* _Try it_: Below is a block of records: output all of them exactly and leave out the pictures.

(Data about app and page elements)
=====

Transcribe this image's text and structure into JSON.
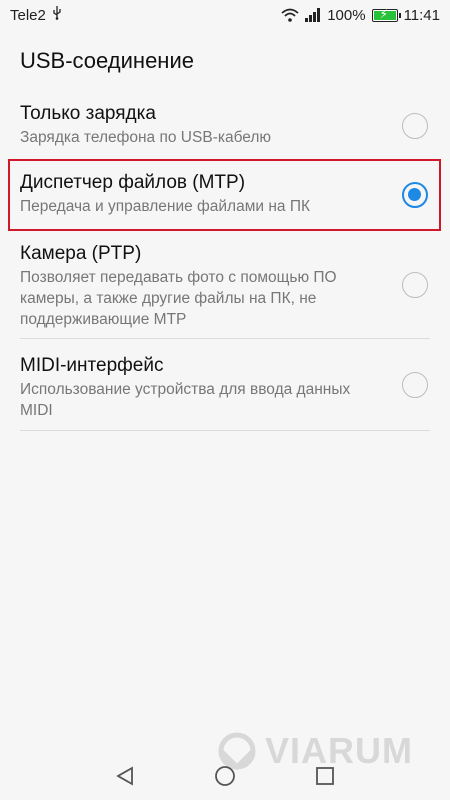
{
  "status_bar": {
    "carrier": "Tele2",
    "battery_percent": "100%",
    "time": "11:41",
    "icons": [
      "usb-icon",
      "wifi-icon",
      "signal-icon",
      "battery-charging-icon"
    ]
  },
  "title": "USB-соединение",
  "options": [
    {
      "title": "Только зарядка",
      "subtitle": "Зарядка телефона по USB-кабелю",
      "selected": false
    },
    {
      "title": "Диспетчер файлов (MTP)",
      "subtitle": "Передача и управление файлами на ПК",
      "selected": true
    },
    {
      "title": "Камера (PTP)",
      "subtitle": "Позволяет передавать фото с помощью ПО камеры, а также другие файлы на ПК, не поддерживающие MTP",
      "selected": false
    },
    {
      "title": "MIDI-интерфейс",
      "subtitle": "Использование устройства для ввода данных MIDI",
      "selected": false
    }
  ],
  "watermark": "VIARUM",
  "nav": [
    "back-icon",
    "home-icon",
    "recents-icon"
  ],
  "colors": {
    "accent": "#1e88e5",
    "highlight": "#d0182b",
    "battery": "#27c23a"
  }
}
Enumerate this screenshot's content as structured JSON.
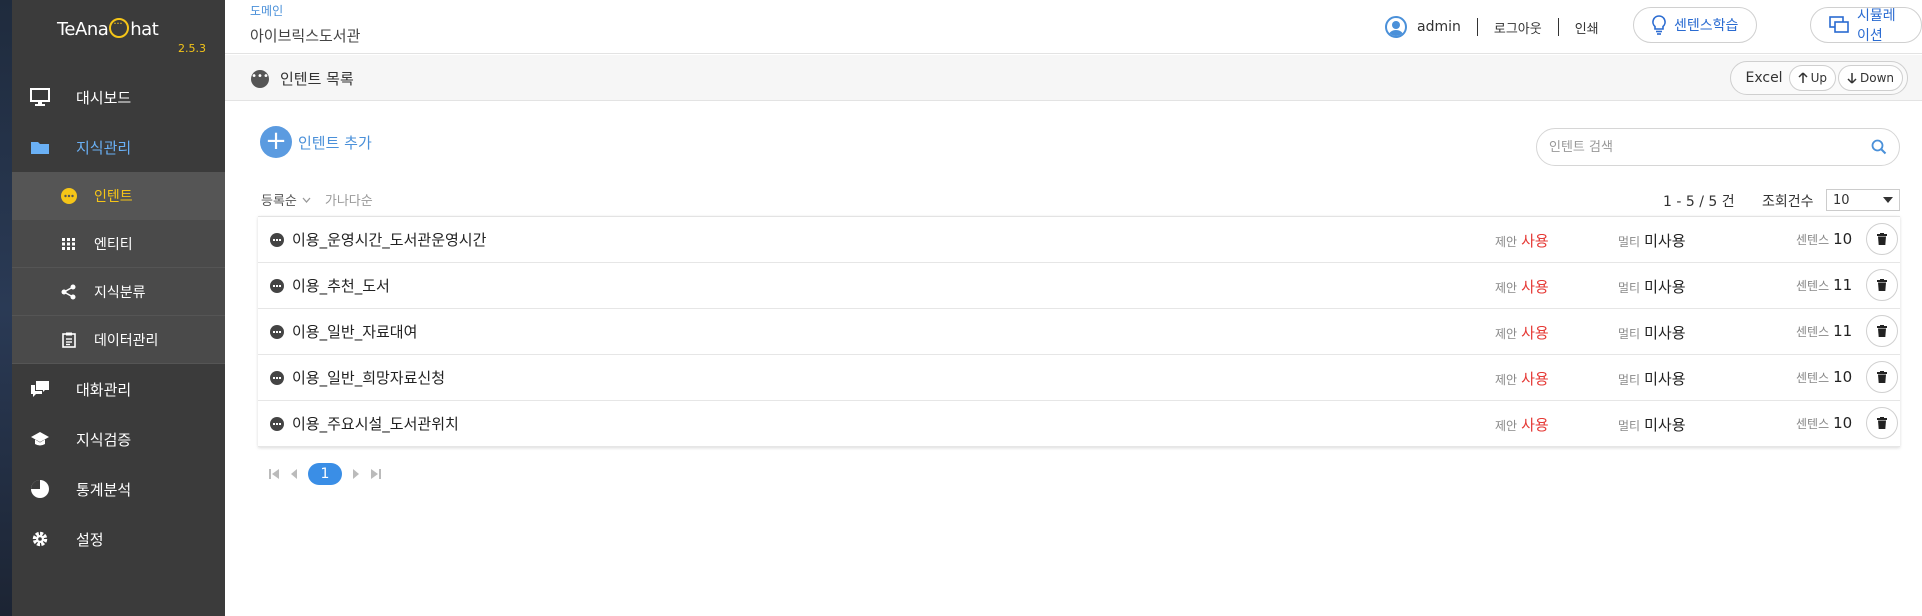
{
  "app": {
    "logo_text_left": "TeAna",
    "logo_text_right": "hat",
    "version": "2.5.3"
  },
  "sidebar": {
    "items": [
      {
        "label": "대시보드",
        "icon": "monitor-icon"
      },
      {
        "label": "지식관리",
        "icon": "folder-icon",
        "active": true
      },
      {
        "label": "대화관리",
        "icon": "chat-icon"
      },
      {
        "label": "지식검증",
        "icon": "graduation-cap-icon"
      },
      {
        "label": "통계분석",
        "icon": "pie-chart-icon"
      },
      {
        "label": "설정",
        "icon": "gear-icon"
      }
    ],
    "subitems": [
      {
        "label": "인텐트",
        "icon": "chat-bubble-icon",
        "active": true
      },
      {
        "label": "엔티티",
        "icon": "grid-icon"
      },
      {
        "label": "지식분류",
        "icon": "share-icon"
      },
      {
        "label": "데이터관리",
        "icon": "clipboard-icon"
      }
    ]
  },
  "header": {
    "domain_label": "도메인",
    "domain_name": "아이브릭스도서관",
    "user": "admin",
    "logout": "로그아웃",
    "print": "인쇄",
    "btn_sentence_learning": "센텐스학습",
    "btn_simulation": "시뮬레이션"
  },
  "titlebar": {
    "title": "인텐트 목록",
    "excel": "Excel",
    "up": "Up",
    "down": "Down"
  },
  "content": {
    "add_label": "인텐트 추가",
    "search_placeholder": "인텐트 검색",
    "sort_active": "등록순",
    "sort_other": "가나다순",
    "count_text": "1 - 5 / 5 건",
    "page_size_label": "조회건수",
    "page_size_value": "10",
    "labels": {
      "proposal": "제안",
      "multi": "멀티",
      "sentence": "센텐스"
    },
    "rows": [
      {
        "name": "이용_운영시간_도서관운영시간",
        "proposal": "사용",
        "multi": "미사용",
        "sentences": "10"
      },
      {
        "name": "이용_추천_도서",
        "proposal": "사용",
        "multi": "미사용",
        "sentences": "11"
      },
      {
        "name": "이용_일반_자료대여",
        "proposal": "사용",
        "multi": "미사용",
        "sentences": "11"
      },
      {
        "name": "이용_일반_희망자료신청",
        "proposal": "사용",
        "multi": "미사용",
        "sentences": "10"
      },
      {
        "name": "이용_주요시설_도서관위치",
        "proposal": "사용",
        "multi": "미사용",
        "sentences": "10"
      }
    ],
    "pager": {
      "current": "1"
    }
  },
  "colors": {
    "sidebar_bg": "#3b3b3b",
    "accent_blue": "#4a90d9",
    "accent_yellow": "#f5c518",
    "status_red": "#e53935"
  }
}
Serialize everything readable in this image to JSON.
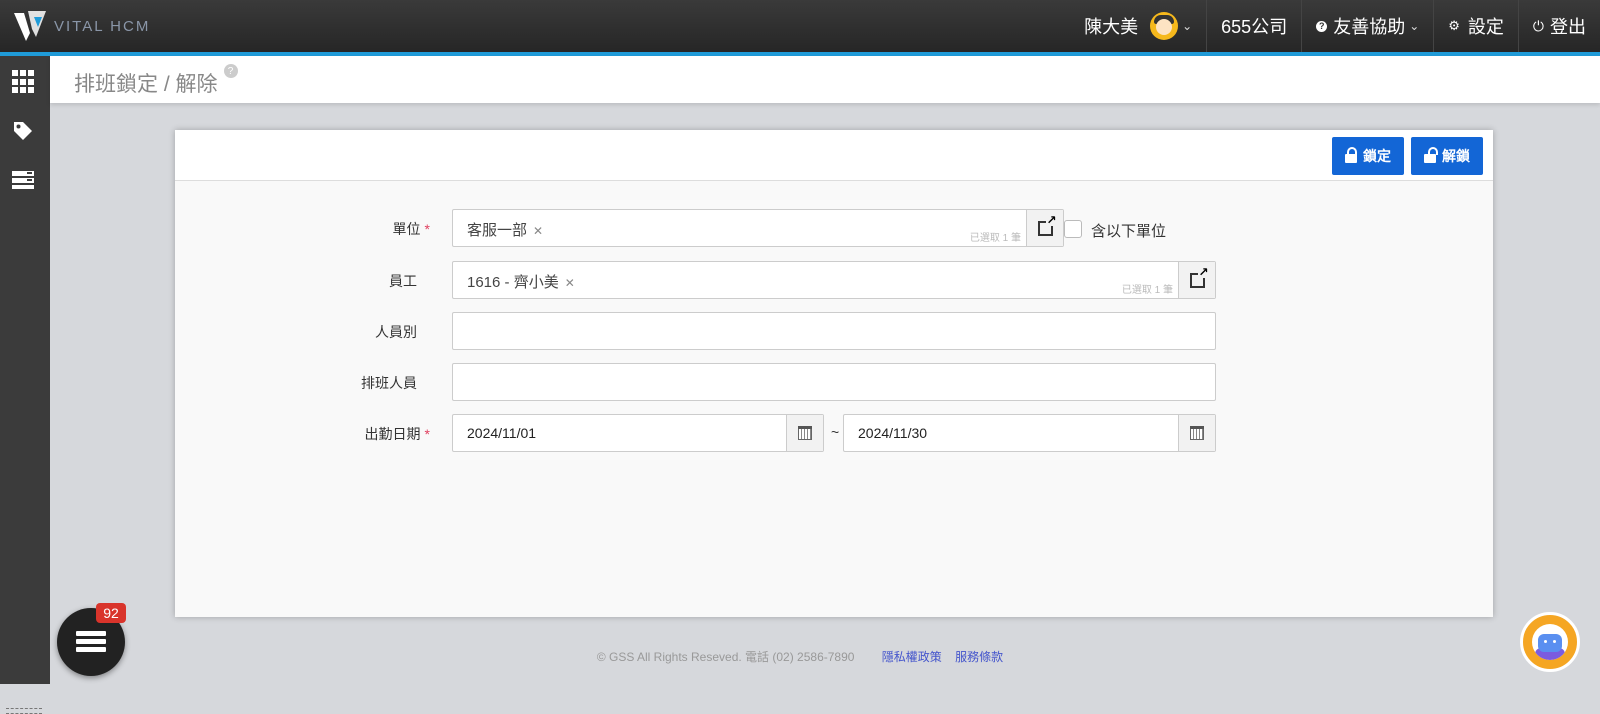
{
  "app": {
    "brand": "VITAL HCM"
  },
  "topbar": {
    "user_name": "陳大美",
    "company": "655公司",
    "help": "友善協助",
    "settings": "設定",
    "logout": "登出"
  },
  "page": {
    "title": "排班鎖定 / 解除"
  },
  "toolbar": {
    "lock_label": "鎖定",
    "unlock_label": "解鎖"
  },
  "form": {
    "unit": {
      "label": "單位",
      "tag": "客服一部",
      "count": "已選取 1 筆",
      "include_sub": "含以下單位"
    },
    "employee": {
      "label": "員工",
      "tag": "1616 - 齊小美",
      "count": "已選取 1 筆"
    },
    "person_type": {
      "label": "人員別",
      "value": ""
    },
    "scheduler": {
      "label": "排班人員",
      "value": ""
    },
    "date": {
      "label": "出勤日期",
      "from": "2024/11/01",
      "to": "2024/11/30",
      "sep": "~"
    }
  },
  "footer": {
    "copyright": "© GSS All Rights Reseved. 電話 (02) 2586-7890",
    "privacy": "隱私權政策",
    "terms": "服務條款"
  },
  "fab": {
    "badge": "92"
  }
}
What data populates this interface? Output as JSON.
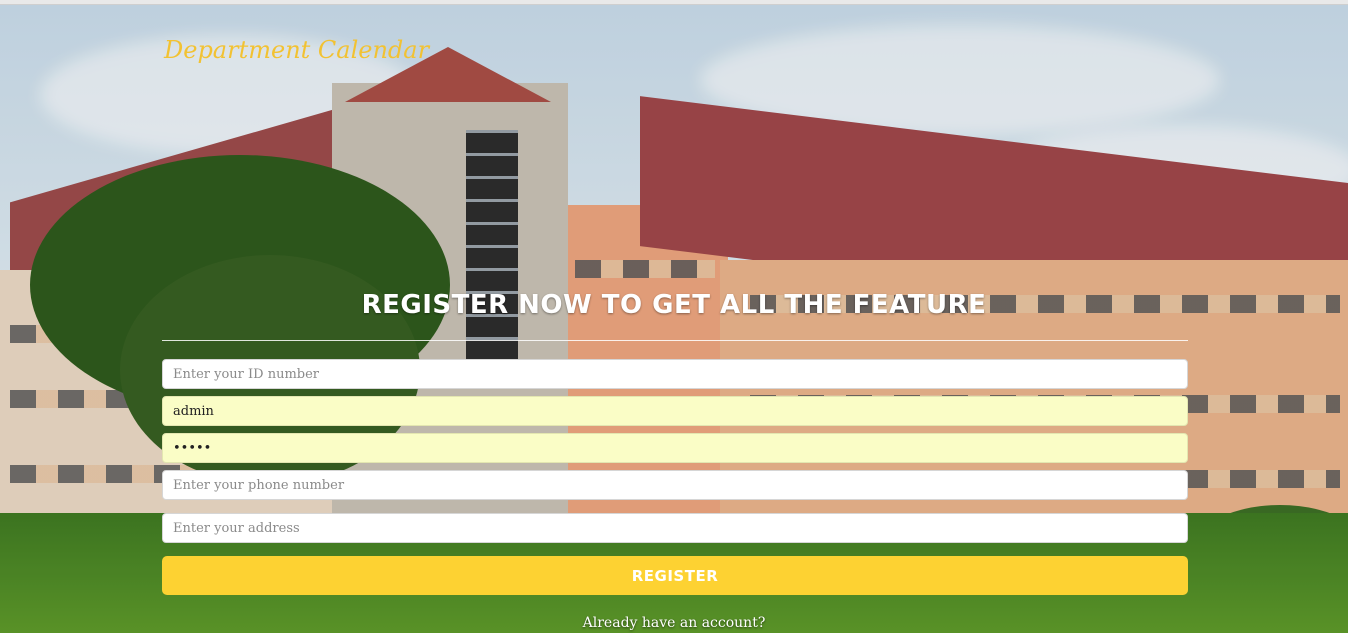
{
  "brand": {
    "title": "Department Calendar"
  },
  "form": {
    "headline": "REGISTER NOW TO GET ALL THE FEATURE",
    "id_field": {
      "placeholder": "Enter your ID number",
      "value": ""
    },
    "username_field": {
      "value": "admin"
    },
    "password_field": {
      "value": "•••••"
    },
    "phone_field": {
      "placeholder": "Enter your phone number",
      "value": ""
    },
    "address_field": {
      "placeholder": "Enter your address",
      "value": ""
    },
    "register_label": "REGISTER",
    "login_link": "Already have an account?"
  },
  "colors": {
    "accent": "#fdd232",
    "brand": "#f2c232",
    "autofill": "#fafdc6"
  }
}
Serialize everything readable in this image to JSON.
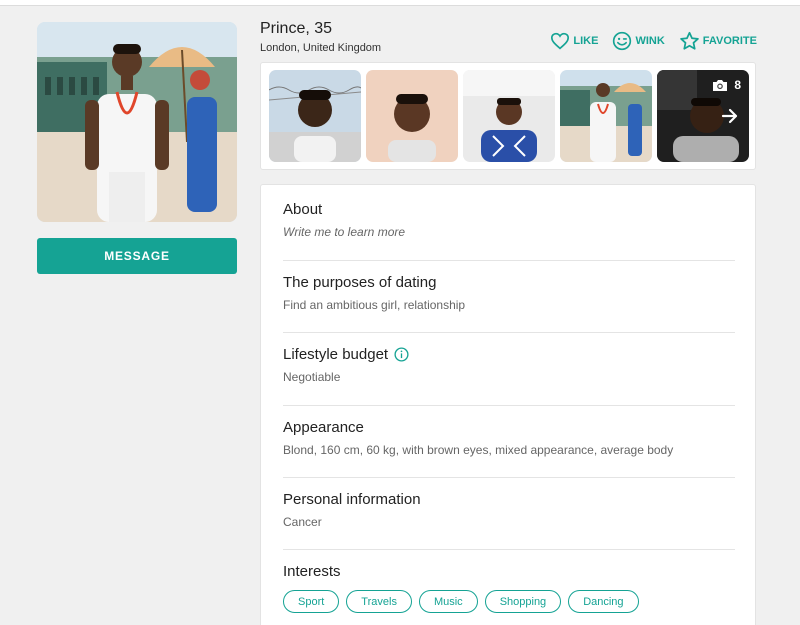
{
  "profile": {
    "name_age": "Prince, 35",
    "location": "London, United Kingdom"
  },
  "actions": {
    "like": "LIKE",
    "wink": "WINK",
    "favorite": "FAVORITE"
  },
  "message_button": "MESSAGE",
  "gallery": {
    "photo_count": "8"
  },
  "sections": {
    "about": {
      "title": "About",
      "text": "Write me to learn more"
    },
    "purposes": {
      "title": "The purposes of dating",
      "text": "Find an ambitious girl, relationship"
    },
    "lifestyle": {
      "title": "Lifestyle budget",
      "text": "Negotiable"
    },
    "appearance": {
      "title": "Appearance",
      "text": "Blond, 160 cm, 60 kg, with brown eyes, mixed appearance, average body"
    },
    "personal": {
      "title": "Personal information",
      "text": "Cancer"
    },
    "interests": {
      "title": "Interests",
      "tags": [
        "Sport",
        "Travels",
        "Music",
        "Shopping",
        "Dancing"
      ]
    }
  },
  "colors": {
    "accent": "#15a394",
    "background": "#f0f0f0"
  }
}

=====

* _Final answer_:
Transcribe this image's text and structure into JSON.
{
  "status_bar": {
    "carrier": "Tele2",
    "battery_percent": "100%",
    "time": "11:41",
    "icons": [
      "usb-icon",
      "wifi-icon",
      "signal-icon",
      "battery-charging-icon"
    ]
  },
  "title": "USB-соединение",
  "options": [
    {
      "title": "Только зарядка",
      "subtitle": "Зарядка телефона по USB-кабелю",
      "selected": false
    },
    {
      "title": "Диспетчер файлов (MTP)",
      "subtitle": "Передача и управление файлами на ПК",
      "selected": true
    },
    {
      "title": "Камера (PTP)",
      "subtitle": "Позволяет передавать фото с помощью ПО камеры, а также другие файлы на ПК, не поддерживающие MTP",
      "selected": false
    },
    {
      "title": "MIDI-интерфейс",
      "subtitle": "Использование устройства для ввода данных MIDI",
      "selected": false
    }
  ],
  "watermark": "VIARUM",
  "nav": [
    "back-icon",
    "home-icon",
    "recents-icon"
  ],
  "colors": {
    "accent": "#1e88e5",
    "highlight": "#d0182b",
    "battery": "#27c23a"
  }
}
Enumerate this screenshot's content as structured JSON.
{
  "app": {
    "logo_text_left": "TeAna",
    "logo_text_right": "hat",
    "version": "2.5.3"
  },
  "sidebar": {
    "items": [
      {
        "label": "대시보드",
        "icon": "monitor-icon"
      },
      {
        "label": "지식관리",
        "icon": "folder-icon",
        "active": true
      },
      {
        "label": "대화관리",
        "icon": "chat-icon"
      },
      {
        "label": "지식검증",
        "icon": "graduation-cap-icon"
      },
      {
        "label": "통계분석",
        "icon": "pie-chart-icon"
      },
      {
        "label": "설정",
        "icon": "gear-icon"
      }
    ],
    "subitems": [
      {
        "label": "인텐트",
        "icon": "chat-bubble-icon",
        "active": true
      },
      {
        "label": "엔티티",
        "icon": "grid-icon"
      },
      {
        "label": "지식분류",
        "icon": "share-icon"
      },
      {
        "label": "데이터관리",
        "icon": "clipboard-icon"
      }
    ]
  },
  "header": {
    "domain_label": "도메인",
    "domain_name": "아이브릭스도서관",
    "user": "admin",
    "logout": "로그아웃",
    "print": "인쇄",
    "btn_sentence_learning": "센텐스학습",
    "btn_simulation": "시뮬레이션"
  },
  "titlebar": {
    "title": "인텐트 목록",
    "excel": "Excel",
    "up": "Up",
    "down": "Down"
  },
  "content": {
    "add_label": "인텐트 추가",
    "search_placeholder": "인텐트 검색",
    "sort_active": "등록순",
    "sort_other": "가나다순",
    "count_text": "1 - 5 / 5 건",
    "page_size_label": "조회건수",
    "page_size_value": "10",
    "labels": {
      "proposal": "제안",
      "multi": "멀티",
      "sentence": "센텐스"
    },
    "rows": [
      {
        "name": "이용_운영시간_도서관운영시간",
        "proposal": "사용",
        "multi": "미사용",
        "sentences": "10"
      },
      {
        "name": "이용_추천_도서",
        "proposal": "사용",
        "multi": "미사용",
        "sentences": "11"
      },
      {
        "name": "이용_일반_자료대여",
        "proposal": "사용",
        "multi": "미사용",
        "sentences": "11"
      },
      {
        "name": "이용_일반_희망자료신청",
        "proposal": "사용",
        "multi": "미사용",
        "sentences": "10"
      },
      {
        "name": "이용_주요시설_도서관위치",
        "proposal": "사용",
        "multi": "미사용",
        "sentences": "10"
      }
    ],
    "pager": {
      "current": "1"
    }
  },
  "colors": {
    "sidebar_bg": "#3b3b3b",
    "accent_blue": "#4a90d9",
    "accent_yellow": "#f5c518",
    "status_red": "#e53935"
  }
}
Serialize everything readable in this image to JSON.
{
  "app": {
    "brand": "VITAL HCM"
  },
  "topbar": {
    "user_name": "陳大美",
    "company": "655公司",
    "help": "友善協助",
    "settings": "設定",
    "logout": "登出"
  },
  "page": {
    "title": "排班鎖定 / 解除"
  },
  "toolbar": {
    "lock_label": "鎖定",
    "unlock_label": "解鎖"
  },
  "form": {
    "unit": {
      "label": "單位",
      "tag": "客服一部",
      "count": "已選取 1 筆",
      "include_sub": "含以下單位"
    },
    "employee": {
      "label": "員工",
      "tag": "1616 - 齊小美",
      "count": "已選取 1 筆"
    },
    "person_type": {
      "label": "人員別",
      "value": ""
    },
    "scheduler": {
      "label": "排班人員",
      "value": ""
    },
    "date": {
      "label": "出勤日期",
      "from": "2024/11/01",
      "to": "2024/11/30",
      "sep": "~"
    }
  },
  "footer": {
    "copyright": "© GSS All Rights Reseved. 電話 (02) 2586-7890",
    "privacy": "隱私權政策",
    "terms": "服務條款"
  },
  "fab": {
    "badge": "92"
  }
}
What data populates this interface? Output as JSON.
{
  "brand": {
    "title": "Department Calendar"
  },
  "form": {
    "headline": "REGISTER NOW TO GET ALL THE FEATURE",
    "id_field": {
      "placeholder": "Enter your ID number",
      "value": ""
    },
    "username_field": {
      "value": "admin"
    },
    "password_field": {
      "value": "•••••"
    },
    "phone_field": {
      "placeholder": "Enter your phone number",
      "value": ""
    },
    "address_field": {
      "placeholder": "Enter your address",
      "value": ""
    },
    "register_label": "REGISTER",
    "login_link": "Already have an account?"
  },
  "colors": {
    "accent": "#fdd232",
    "brand": "#f2c232",
    "autofill": "#fafdc6"
  }
}
Serialize everything readable in this image to JSON.
{
  "profile": {
    "name_age": "Prince, 35",
    "location": "London, United Kingdom"
  },
  "actions": {
    "like": "LIKE",
    "wink": "WINK",
    "favorite": "FAVORITE"
  },
  "message_button": "MESSAGE",
  "gallery": {
    "photo_count": "8"
  },
  "sections": {
    "about": {
      "title": "About",
      "text": "Write me to learn more"
    },
    "purposes": {
      "title": "The purposes of dating",
      "text": "Find an ambitious girl, relationship"
    },
    "lifestyle": {
      "title": "Lifestyle budget",
      "text": "Negotiable"
    },
    "appearance": {
      "title": "Appearance",
      "text": "Blond, 160 cm, 60 kg, with brown eyes, mixed appearance, average body"
    },
    "personal": {
      "title": "Personal information",
      "text": "Cancer"
    },
    "interests": {
      "title": "Interests",
      "tags": [
        "Sport",
        "Travels",
        "Music",
        "Shopping",
        "Dancing"
      ]
    }
  },
  "colors": {
    "accent": "#15a394",
    "background": "#f0f0f0"
  }
}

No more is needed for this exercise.